My family is well under that threshold, so we would qualify for the full tax credits. They’re slated to begin in 2020, but if they were in effect right now, we’d be getting $2,000 for each child, $2,500 for me, and $3,000 for my husband. That would cover nearly our entire premium for the full year on our current plan.
But what about the rest of the people who buy their health insurance in the individual market? This interactive map from the Kaiser Family Foundation is an excellent tool for at-a-glance comparisons of how people at different ages and income levels would fare under the new legislation.
The map turns blue when the tax credits would be higher under the AHCA, and yellow/orange when they’d be smaller. Play around with it for a bit, and you’ll notice that older, lower-income folks would almost universally see smaller tax credits. And the big winners will be higher income people: families like mine who will no doubt appreciate the help, but who might not like knowing that it’s been ripped away from people who much more desperately need it.
YES to tweaking ACA’s tax credits.
Don’t get me wrong, I would love to see additional premium assistance for people who are currently impacted by the ACA’s subsidy cliff. A family of four (adults who are 46 and 50, and two kids under 21) in Rock Springs, Wyoming earning $97,000/year currently pays $783/month for the second-lowest-cost silver plan in the exchange. If their income is $97,500 however, they’re no longer eligible for the ACA’s tax credit, and they’ll pay $1,815/month for the same plan.
It would be great to see that fixed, either with gradual phase-outs of the ACA’s tax credits, or with an extension of the tax credits up to maybe 600 percent of the poverty level (smaller subsidies would be needed to keep premiums at an affordable level for people with higher incomes, but the subsidies would alleviate the problems that we currently see in very high-cost areas of the country, like Alaska, where unsubsidized premiums are unaffordable for most people).

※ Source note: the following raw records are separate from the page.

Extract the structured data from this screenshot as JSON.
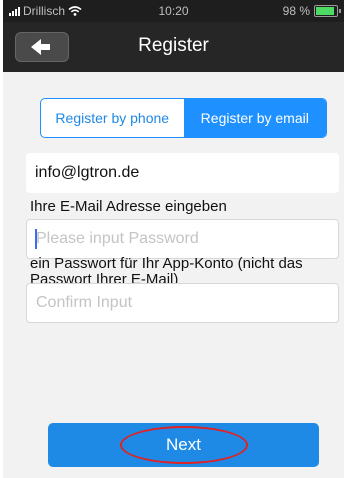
{
  "status_bar": {
    "carrier": "Drillisch",
    "time": "10:20",
    "battery_percent": "98 %",
    "battery_level": 0.98,
    "icons": [
      "signal-icon",
      "wifi-icon",
      "battery-icon"
    ]
  },
  "nav": {
    "title": "Register",
    "back_icon": "back-arrow-icon"
  },
  "tabs": [
    {
      "label": "Register by phone",
      "selected": false
    },
    {
      "label": "Register by email",
      "selected": true
    }
  ],
  "form": {
    "email_value": "info@lgtron.de",
    "email_hint": "Ihre E-Mail Adresse eingeben",
    "password_placeholder": "Please input Password",
    "password_hint": "ein Passwort für Ihr App-Konto (nicht das Passwort Ihrer E-Mail)",
    "confirm_placeholder": "Confirm Input"
  },
  "actions": {
    "next_label": "Next"
  },
  "colors": {
    "accent": "#1e8ae6",
    "nav_background": "#262626",
    "highlight": "#e02222"
  }
}
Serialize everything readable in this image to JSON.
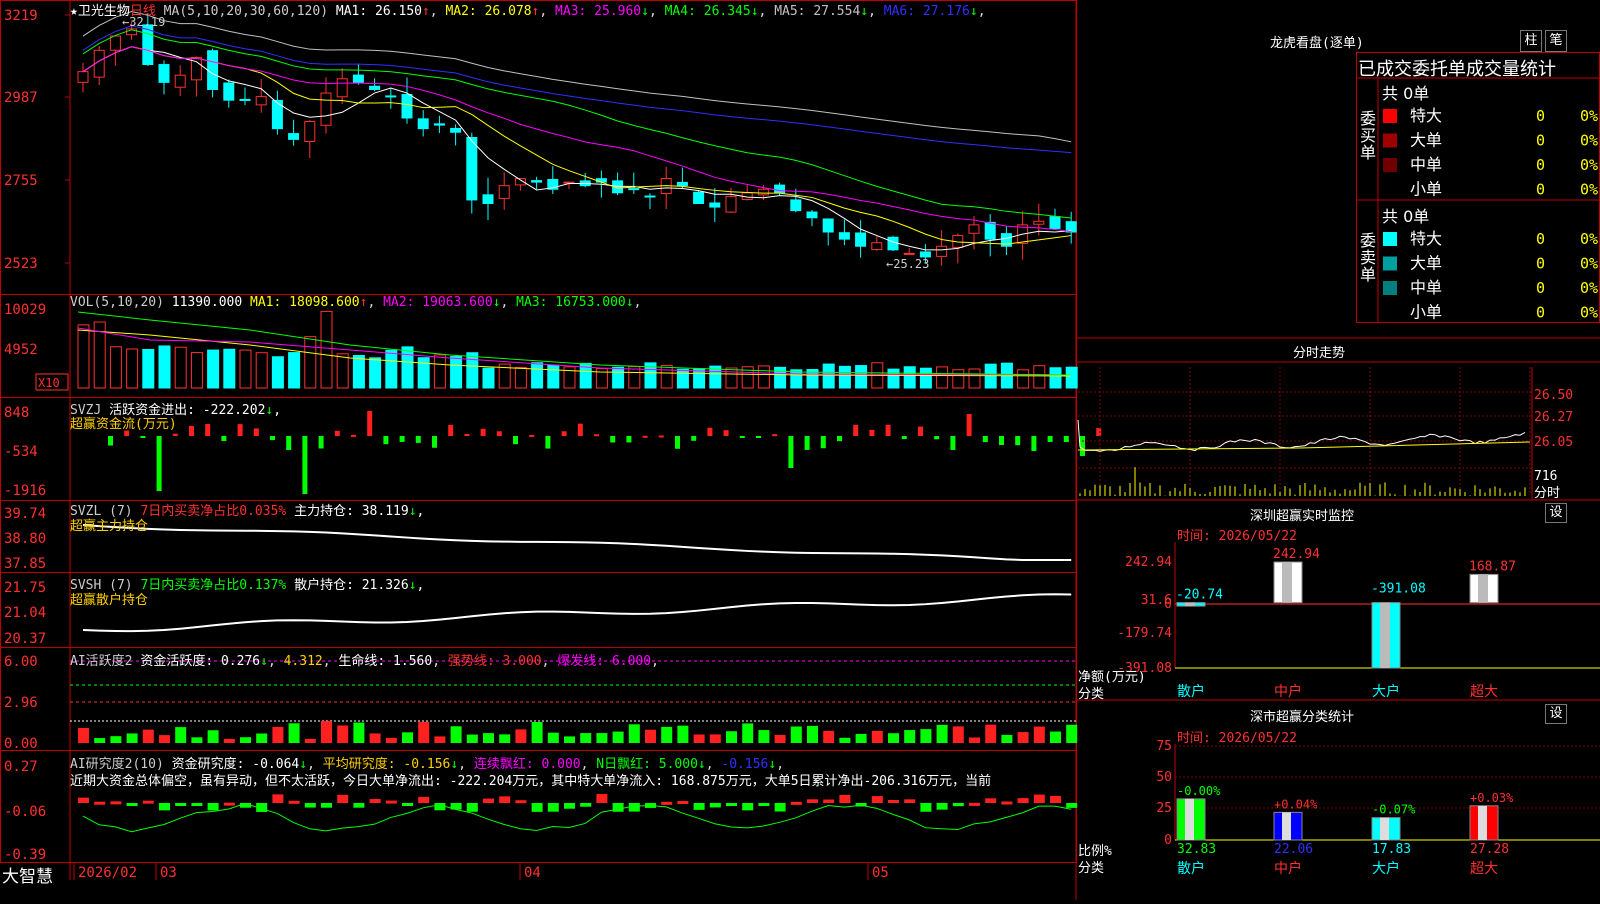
{
  "stock": {
    "name": "★卫光生物",
    "period": "日线"
  },
  "main": {
    "ma_label": "MA(5,10,20,30,60,120)",
    "ma_values": [
      {
        "text": "MA1: 26.150",
        "arrow": "↑",
        "color": "#ffffff"
      },
      {
        "text": "MA2: 26.078",
        "arrow": "↑",
        "color": "#ffff00"
      },
      {
        "text": "MA3: 25.960",
        "arrow": "↓",
        "color": "#ff00ff"
      },
      {
        "text": "MA4: 26.345",
        "arrow": "↓",
        "color": "#00ff00"
      },
      {
        "text": "MA5: 27.554",
        "arrow": "↓",
        "color": "#c0c0c0"
      },
      {
        "text": "MA6: 27.176",
        "arrow": "↓",
        "color": "#3030ff"
      }
    ],
    "y_labels": [
      "3219",
      "2987",
      "2755",
      "2523"
    ],
    "high_mark": "32.19",
    "low_mark": "25.23"
  },
  "vol": {
    "label": "VOL(5,10,20)",
    "value": "11390.000",
    "ma": [
      {
        "text": "MA1: 18098.600",
        "arrow": "↑",
        "color": "#ffff00"
      },
      {
        "text": "MA2: 19063.600",
        "arrow": "↓",
        "color": "#ff00ff"
      },
      {
        "text": "MA3: 16753.000",
        "arrow": "↓",
        "color": "#00ff00"
      }
    ],
    "y_labels": [
      "10029",
      "4952"
    ],
    "unit": "X10"
  },
  "svzj": {
    "label": "SVZJ",
    "desc": "活跃资金进出: -222.202",
    "arrow": "↓",
    "sub": "超赢资金流(万元)",
    "y_labels": [
      "848",
      "-534",
      "-1916"
    ]
  },
  "svzl": {
    "label": "SVZL (7)",
    "desc1": "7日内买卖净占比0.035%",
    "desc2": "主力持仓: 38.119",
    "arrow": "↓",
    "sub": "超赢主力持仓",
    "y_labels": [
      "39.74",
      "38.80",
      "37.85"
    ]
  },
  "svsh": {
    "label": "SVSH (7)",
    "desc1": "7日内买卖净占比0.137%",
    "desc2": "散户持仓: 21.326",
    "arrow": "↓",
    "sub": "超赢散户持仓",
    "y_labels": [
      "21.75",
      "21.04",
      "20.37"
    ]
  },
  "ai1": {
    "label": "AI活跃度2",
    "a": "资金活跃度: 0.276",
    "b": "4.312",
    "c": "生命线: 1.560",
    "d": "强势线: 3.000",
    "e": "爆发线: 6.000",
    "y_labels": [
      "6.00",
      "2.96",
      "0.00"
    ]
  },
  "ai2": {
    "label": "AI研究度2(10)",
    "a": "资金研究度: -0.064",
    "b": "平均研究度: -0.156",
    "c": "连续飘红: 0.000",
    "d": "N日飘红: 5.000",
    "e": "-0.156",
    "comment": "近期大资金总体偏空，虽有异动，但不太活跃，今日大单净流出: -222.204万元，其中特大单净流入: 168.875万元，大单5日累计净出-206.316万元，当前",
    "y_labels": [
      "0.27",
      "-0.06",
      "-0.39"
    ]
  },
  "xaxis": {
    "brand": "大智慧",
    "labels": [
      "2026/02",
      "03",
      "04",
      "05"
    ]
  },
  "right": {
    "longhu_title": "龙虎看盘(逐单)",
    "btn_bar": "柱",
    "btn_pen": "笔",
    "table_head": "已成交委托单成交量统计",
    "buy_group": "委买单",
    "sell_group": "委卖单",
    "buy_total": "共 0单",
    "sell_total": "共 0单",
    "buy_rows": [
      {
        "label": "特大",
        "count": "0",
        "pct": "0%",
        "color": "#ff0000"
      },
      {
        "label": "大单",
        "count": "0",
        "pct": "0%",
        "color": "#a00000"
      },
      {
        "label": "中单",
        "count": "0",
        "pct": "0%",
        "color": "#700000"
      },
      {
        "label": "小单",
        "count": "0",
        "pct": "0%",
        "color": ""
      }
    ],
    "sell_rows": [
      {
        "label": "特大",
        "count": "0",
        "pct": "0%",
        "color": "#00ffff"
      },
      {
        "label": "大单",
        "count": "0",
        "pct": "0%",
        "color": "#00a0a0"
      },
      {
        "label": "中单",
        "count": "0",
        "pct": "0%",
        "color": "#008080"
      },
      {
        "label": "小单",
        "count": "0",
        "pct": "0%",
        "color": ""
      }
    ],
    "intraday_title": "分时走势",
    "intraday_y": [
      "26.50",
      "26.27",
      "26.05"
    ],
    "intraday_vol": "716",
    "intraday_x": "分时",
    "monitor_title": "深圳超赢实时监控",
    "monitor_btn": "设",
    "monitor_time": "时间: 2026/05/22",
    "monitor_y": [
      "242.94",
      "31.6",
      "0",
      "-179.74",
      "-391.08"
    ],
    "monitor_unit": "净额(万元)",
    "monitor_cat": "分类",
    "monitor_bars": [
      {
        "label": "散户",
        "value": -20.74,
        "text": "-20.74",
        "color": "#00ffff"
      },
      {
        "label": "中户",
        "value": 242.94,
        "text": "242.94",
        "color": "#ffffff"
      },
      {
        "label": "大户",
        "value": -391.08,
        "text": "-391.08",
        "color": "#00ffff"
      },
      {
        "label": "超大",
        "value": 168.87,
        "text": "168.87",
        "color": "#ffffff"
      }
    ],
    "class_title": "深市超赢分类统计",
    "class_btn": "设",
    "class_time": "时间: 2026/05/22",
    "class_y": [
      "75",
      "50",
      "25",
      "0"
    ],
    "class_unit": "比例%",
    "class_cat": "分类",
    "class_bars": [
      {
        "label": "散户",
        "value": 32.83,
        "change": "-0.00%",
        "color": "#00ff00"
      },
      {
        "label": "中户",
        "value": 22.06,
        "change": "+0.04%",
        "color": "#0000ff"
      },
      {
        "label": "大户",
        "value": 17.83,
        "change": "-0.07%",
        "color": "#00ffff"
      },
      {
        "label": "超大",
        "value": 27.28,
        "change": "+0.03%",
        "color": "#ff0000"
      }
    ]
  }
}
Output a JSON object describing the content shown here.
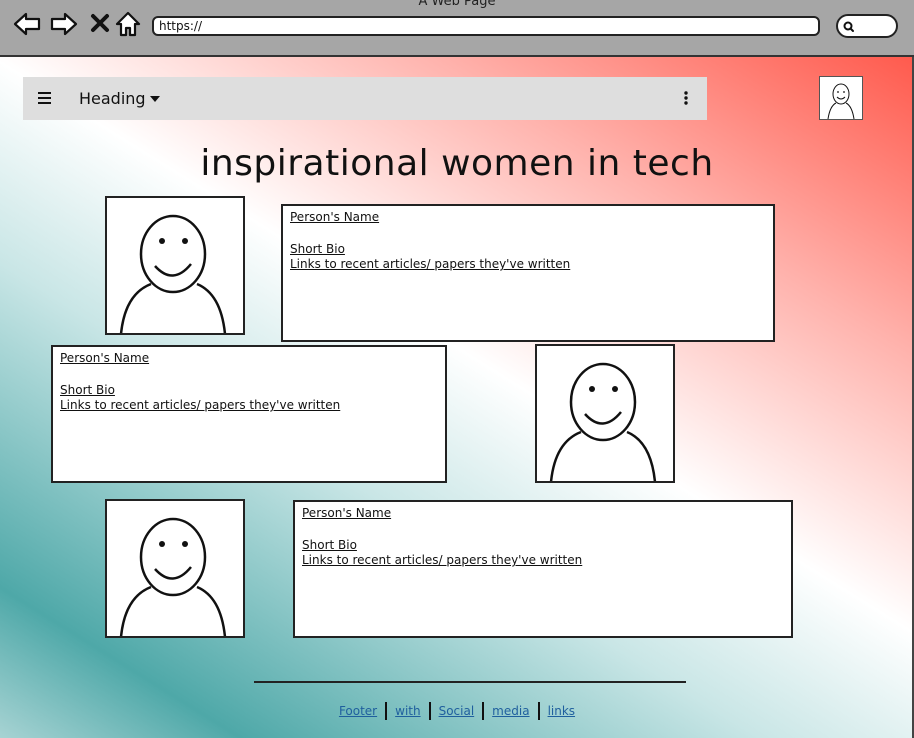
{
  "browser": {
    "window_title": "A Web Page",
    "url": "https://",
    "icons": [
      "back-arrow-icon",
      "forward-arrow-icon",
      "close-icon",
      "home-icon",
      "search-icon"
    ]
  },
  "appbar": {
    "heading": "Heading",
    "icons": [
      "hamburger-menu-icon",
      "caret-down-icon",
      "kebab-menu-icon",
      "user-avatar-icon"
    ]
  },
  "page_title": "inspirational women in tech",
  "profiles": [
    {
      "name": "Person's Name",
      "bio": "Short Bio",
      "links": "Links to recent articles/ papers they've written"
    },
    {
      "name": "Person's Name",
      "bio": "Short Bio",
      "links": "Links to recent articles/ papers they've written"
    },
    {
      "name": "Person's Name",
      "bio": "Short Bio",
      "links": "Links to recent articles/ papers they've written"
    }
  ],
  "footer": {
    "links": [
      "Footer",
      "with",
      "Social",
      "media",
      "links"
    ]
  },
  "colors": {
    "chrome": "#a6a6a6",
    "appbar": "#dedede",
    "gradient_coral": "#ff5a4d",
    "gradient_teal": "#4ea8a8",
    "footer_link": "#1f5f9e"
  }
}
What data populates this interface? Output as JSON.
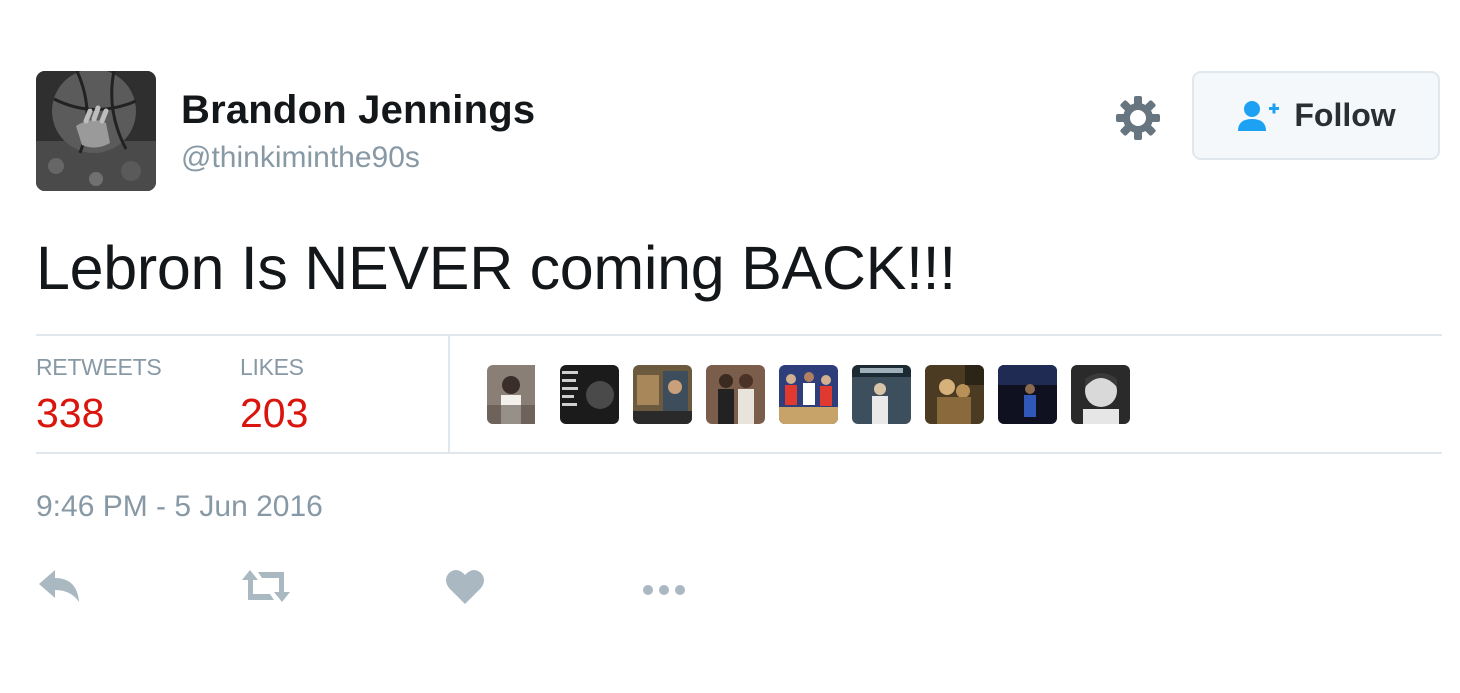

But I do not want to see tax credits extended on the higher end of the income scale at the expense of lower-income and older people. The problem with the AHCA isn’t that it helps higher-income folks. It’s that it simultaneously hurts lower-income people (and to be clear, the overall impact is a decrease in tax credits; a Kaiser Family Foundation analysis indicates that average tax credits would be 36 percent lower in 2020 under the AHCA).
NO to AHCA’s ‘incredible shrinking tax credits’
The ACA’s tax credits shrink as income grows, and are larger in areas where health insurance is expensive – both of which are provisions that make sense if your goal is to make coverage affordable. The AHCA’s tax credits, on the other hand, shrink for very high-income earners, but they’re otherwise only adjusted for age. They’re the same size in areas with low-cost and high-cost health insurance, and they’re the same regardless of whether you earn $20,000 or $70,000.
That approach is disconnected with reality, and it’s going to result in a lot more uninsured Americans. Although Congressional Budget Office scoring for the AHCA is still a few days away, it’s expected that somewhere between 6 million and 15 million people would lose coverage if the law were to be enacted.
The AHCA would result in higher premiums for older people, smaller tax credits for poorer and older people, reduced access to Medicaid for people near or below the poverty level, and larger tax credits for higher-income folks. That doesn’t seem like it’s being guided by a very strong moral compass.
Louise Norris is an individual health insurance broker who has been writing about health insurance and health reform since 2006. She has written dozens of opinions and educational pieces about the Affordable Care Act for healthinsurance.org. Her state health exchange updates are regularly cited by media who cover health reform and by other health insurance experts.